Required work: Scan the entries below, and for each line that includes the word "name", make a copy.

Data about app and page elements
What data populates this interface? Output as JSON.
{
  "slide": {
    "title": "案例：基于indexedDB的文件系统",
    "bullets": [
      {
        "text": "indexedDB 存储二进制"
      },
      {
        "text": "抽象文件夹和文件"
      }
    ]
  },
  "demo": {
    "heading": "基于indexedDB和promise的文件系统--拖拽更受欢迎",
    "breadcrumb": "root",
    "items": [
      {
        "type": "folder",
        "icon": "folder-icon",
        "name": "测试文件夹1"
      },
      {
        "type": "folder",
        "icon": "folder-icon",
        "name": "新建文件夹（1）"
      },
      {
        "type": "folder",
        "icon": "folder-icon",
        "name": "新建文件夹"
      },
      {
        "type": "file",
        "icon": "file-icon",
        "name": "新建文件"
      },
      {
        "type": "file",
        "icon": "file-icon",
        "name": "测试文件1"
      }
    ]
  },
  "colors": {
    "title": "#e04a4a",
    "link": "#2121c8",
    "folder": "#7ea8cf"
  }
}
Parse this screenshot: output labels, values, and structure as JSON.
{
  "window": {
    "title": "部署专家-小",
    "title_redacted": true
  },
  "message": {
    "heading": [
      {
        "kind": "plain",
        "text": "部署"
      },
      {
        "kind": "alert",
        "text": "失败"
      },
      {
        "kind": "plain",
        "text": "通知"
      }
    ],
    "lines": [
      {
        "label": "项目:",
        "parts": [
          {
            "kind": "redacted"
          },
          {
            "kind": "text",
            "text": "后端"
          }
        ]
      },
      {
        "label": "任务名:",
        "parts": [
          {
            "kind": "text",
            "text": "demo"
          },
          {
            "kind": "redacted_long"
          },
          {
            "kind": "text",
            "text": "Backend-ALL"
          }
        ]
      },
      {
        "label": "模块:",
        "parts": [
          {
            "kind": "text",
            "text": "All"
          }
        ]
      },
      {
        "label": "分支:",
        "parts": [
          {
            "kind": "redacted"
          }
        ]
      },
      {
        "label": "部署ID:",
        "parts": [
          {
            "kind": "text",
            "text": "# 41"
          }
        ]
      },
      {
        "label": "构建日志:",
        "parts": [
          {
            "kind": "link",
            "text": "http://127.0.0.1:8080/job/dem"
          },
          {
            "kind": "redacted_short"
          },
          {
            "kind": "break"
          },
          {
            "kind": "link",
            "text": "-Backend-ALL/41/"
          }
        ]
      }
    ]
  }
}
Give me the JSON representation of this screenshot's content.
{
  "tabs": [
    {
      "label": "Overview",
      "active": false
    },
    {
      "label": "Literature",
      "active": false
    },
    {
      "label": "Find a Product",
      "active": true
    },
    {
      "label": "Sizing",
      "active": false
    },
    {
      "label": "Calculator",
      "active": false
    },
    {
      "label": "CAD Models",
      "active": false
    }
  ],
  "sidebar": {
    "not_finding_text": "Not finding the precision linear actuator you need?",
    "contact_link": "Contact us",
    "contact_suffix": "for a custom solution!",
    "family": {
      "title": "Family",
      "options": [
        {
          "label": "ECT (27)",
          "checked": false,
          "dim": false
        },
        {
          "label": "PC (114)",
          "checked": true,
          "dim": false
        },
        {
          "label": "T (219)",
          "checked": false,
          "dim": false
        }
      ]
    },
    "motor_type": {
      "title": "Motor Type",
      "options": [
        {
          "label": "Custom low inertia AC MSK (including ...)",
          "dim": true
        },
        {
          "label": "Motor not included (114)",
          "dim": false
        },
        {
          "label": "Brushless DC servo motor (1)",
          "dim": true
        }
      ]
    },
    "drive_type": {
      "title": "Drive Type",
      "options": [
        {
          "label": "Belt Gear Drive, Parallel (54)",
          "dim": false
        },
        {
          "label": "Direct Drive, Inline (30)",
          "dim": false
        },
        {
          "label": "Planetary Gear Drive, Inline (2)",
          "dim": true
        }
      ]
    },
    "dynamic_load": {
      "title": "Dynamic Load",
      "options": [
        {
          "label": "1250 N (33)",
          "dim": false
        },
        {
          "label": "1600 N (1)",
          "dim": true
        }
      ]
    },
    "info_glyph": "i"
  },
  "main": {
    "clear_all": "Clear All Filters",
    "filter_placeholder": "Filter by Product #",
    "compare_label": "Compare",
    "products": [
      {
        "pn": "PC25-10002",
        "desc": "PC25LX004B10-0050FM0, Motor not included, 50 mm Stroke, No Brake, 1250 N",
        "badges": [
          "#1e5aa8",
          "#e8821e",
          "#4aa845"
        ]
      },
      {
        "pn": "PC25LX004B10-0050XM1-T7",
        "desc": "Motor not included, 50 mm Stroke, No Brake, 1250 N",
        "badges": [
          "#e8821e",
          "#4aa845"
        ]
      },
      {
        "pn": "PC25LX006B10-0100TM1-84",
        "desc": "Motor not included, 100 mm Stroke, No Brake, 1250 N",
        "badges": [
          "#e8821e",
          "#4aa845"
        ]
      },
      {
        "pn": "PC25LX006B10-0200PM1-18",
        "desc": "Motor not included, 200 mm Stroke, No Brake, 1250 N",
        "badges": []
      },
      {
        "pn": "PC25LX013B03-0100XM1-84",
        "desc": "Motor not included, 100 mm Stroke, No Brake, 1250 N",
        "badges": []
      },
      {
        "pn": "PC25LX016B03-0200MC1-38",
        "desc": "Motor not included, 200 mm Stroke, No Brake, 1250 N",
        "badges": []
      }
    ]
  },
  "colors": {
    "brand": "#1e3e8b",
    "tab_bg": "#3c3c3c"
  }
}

Result for this exercise:
        "name": "测试文件夹1"
        "name": "新建文件夹（1）"
        "name": "新建文件夹"
        "name": "新建文件"
        "name": "测试文件1"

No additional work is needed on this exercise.